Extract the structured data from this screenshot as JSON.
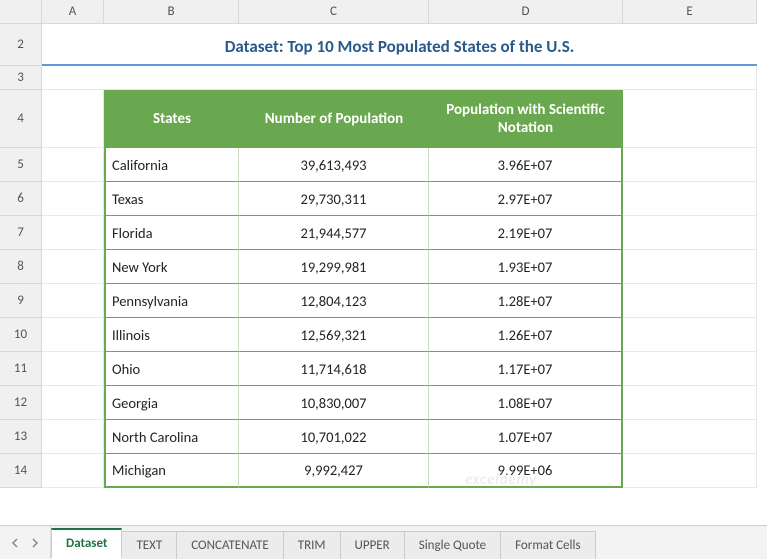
{
  "cols": [
    "A",
    "B",
    "C",
    "D",
    "E"
  ],
  "rows": [
    "2",
    "3",
    "4",
    "5",
    "6",
    "7",
    "8",
    "9",
    "10",
    "11",
    "12",
    "13",
    "14"
  ],
  "title": "Dataset: Top 10 Most Populated States of the U.S.",
  "headers": {
    "state": "States",
    "pop": "Number of Population",
    "sci": "Population with Scientific Notation"
  },
  "data": [
    {
      "state": "California",
      "pop": "39,613,493",
      "sci": "3.96E+07"
    },
    {
      "state": "Texas",
      "pop": "29,730,311",
      "sci": "2.97E+07"
    },
    {
      "state": "Florida",
      "pop": "21,944,577",
      "sci": "2.19E+07"
    },
    {
      "state": "New York",
      "pop": "19,299,981",
      "sci": "1.93E+07"
    },
    {
      "state": "Pennsylvania",
      "pop": "12,804,123",
      "sci": "1.28E+07"
    },
    {
      "state": "Illinois",
      "pop": "12,569,321",
      "sci": "1.26E+07"
    },
    {
      "state": "Ohio",
      "pop": "11,714,618",
      "sci": "1.17E+07"
    },
    {
      "state": "Georgia",
      "pop": "10,830,007",
      "sci": "1.08E+07"
    },
    {
      "state": "North Carolina",
      "pop": "10,701,022",
      "sci": "1.07E+07"
    },
    {
      "state": "Michigan",
      "pop": "9,992,427",
      "sci": "9.99E+06"
    }
  ],
  "tabs": [
    "Dataset",
    "TEXT",
    "CONCATENATE",
    "TRIM",
    "UPPER",
    "Single Quote",
    "Format Cells"
  ],
  "active_tab": "Dataset",
  "watermark": "exceldemy"
}
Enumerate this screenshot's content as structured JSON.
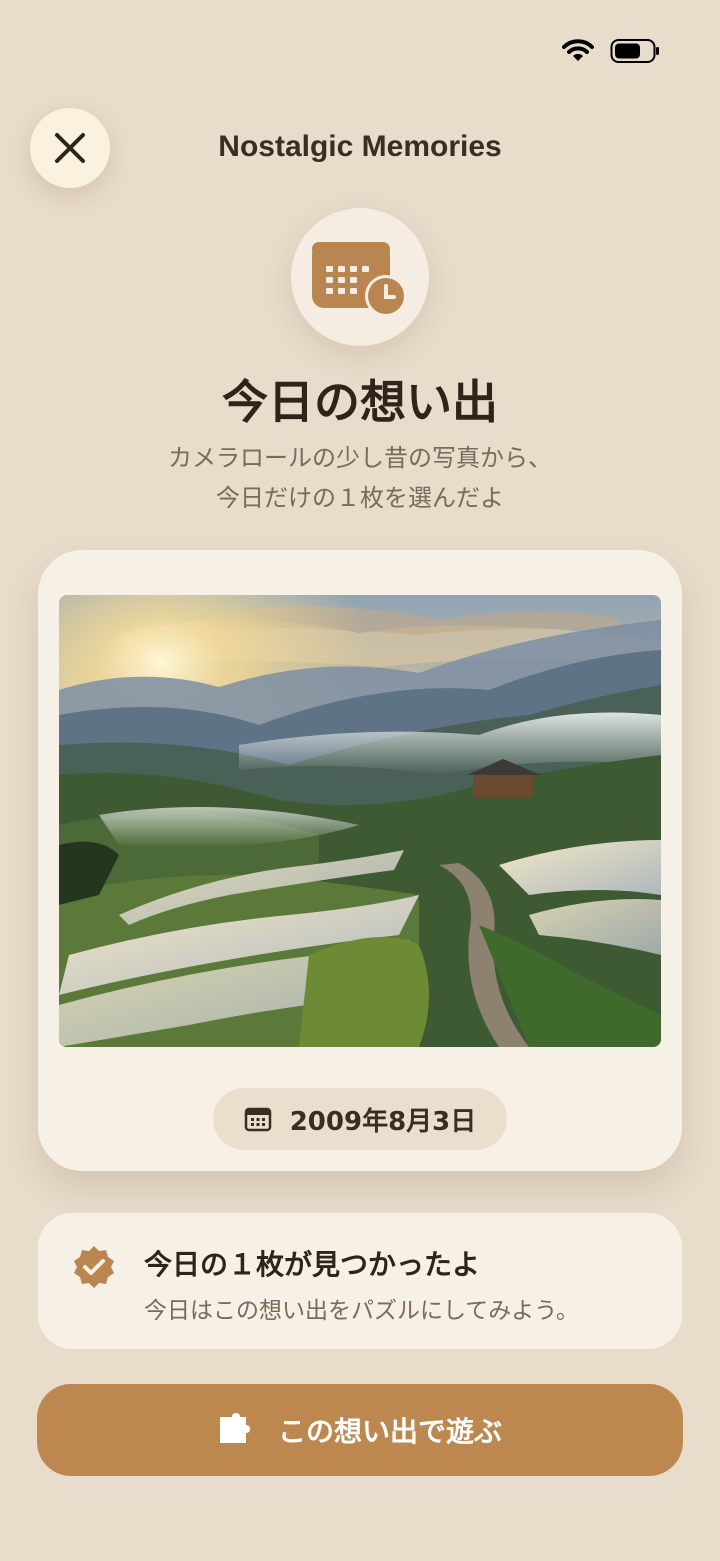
{
  "app": {
    "title": "Nostalgic Memories"
  },
  "hero": {
    "heading": "今日の想い出",
    "subtitle_line1": "カメラロールの少し昔の写真から、",
    "subtitle_line2": "今日だけの１枚を選んだよ"
  },
  "photo": {
    "date": "2009年8月3日",
    "icon": "calendar-icon"
  },
  "info": {
    "title": "今日の１枚が見つかったよ",
    "text": "今日はこの想い出をパズルにしてみよう。",
    "icon": "verified-badge-icon"
  },
  "action": {
    "label": "この想い出で遊ぶ",
    "icon": "puzzle-icon"
  },
  "colors": {
    "background": "#e8dccb",
    "accent": "#bd8750",
    "card": "#f6f0e6"
  }
}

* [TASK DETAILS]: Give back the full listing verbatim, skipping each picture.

* [EXERCISE SOLUTION]:
Extract the structured data from this screenshot as JSON.
{
  "cols": [
    "A",
    "B",
    "C",
    "D",
    "E"
  ],
  "rows": [
    "2",
    "3",
    "4",
    "5",
    "6",
    "7",
    "8",
    "9",
    "10",
    "11",
    "12",
    "13",
    "14"
  ],
  "title": "Dataset: Top 10 Most Populated States of the U.S.",
  "headers": {
    "state": "States",
    "pop": "Number of Population",
    "sci": "Population with Scientific Notation"
  },
  "data": [
    {
      "state": "California",
      "pop": "39,613,493",
      "sci": "3.96E+07"
    },
    {
      "state": "Texas",
      "pop": "29,730,311",
      "sci": "2.97E+07"
    },
    {
      "state": "Florida",
      "pop": "21,944,577",
      "sci": "2.19E+07"
    },
    {
      "state": "New York",
      "pop": "19,299,981",
      "sci": "1.93E+07"
    },
    {
      "state": "Pennsylvania",
      "pop": "12,804,123",
      "sci": "1.28E+07"
    },
    {
      "state": "Illinois",
      "pop": "12,569,321",
      "sci": "1.26E+07"
    },
    {
      "state": "Ohio",
      "pop": "11,714,618",
      "sci": "1.17E+07"
    },
    {
      "state": "Georgia",
      "pop": "10,830,007",
      "sci": "1.08E+07"
    },
    {
      "state": "North Carolina",
      "pop": "10,701,022",
      "sci": "1.07E+07"
    },
    {
      "state": "Michigan",
      "pop": "9,992,427",
      "sci": "9.99E+06"
    }
  ],
  "tabs": [
    "Dataset",
    "TEXT",
    "CONCATENATE",
    "TRIM",
    "UPPER",
    "Single Quote",
    "Format Cells"
  ],
  "active_tab": "Dataset",
  "watermark": "exceldemy"
}
Enumerate this screenshot's content as structured JSON.
{
  "app": {
    "title": "Nostalgic Memories"
  },
  "hero": {
    "heading": "今日の想い出",
    "subtitle_line1": "カメラロールの少し昔の写真から、",
    "subtitle_line2": "今日だけの１枚を選んだよ"
  },
  "photo": {
    "date": "2009年8月3日",
    "icon": "calendar-icon"
  },
  "info": {
    "title": "今日の１枚が見つかったよ",
    "text": "今日はこの想い出をパズルにしてみよう。",
    "icon": "verified-badge-icon"
  },
  "action": {
    "label": "この想い出で遊ぶ",
    "icon": "puzzle-icon"
  },
  "colors": {
    "background": "#e8dccb",
    "accent": "#bd8750",
    "card": "#f6f0e6"
  }
}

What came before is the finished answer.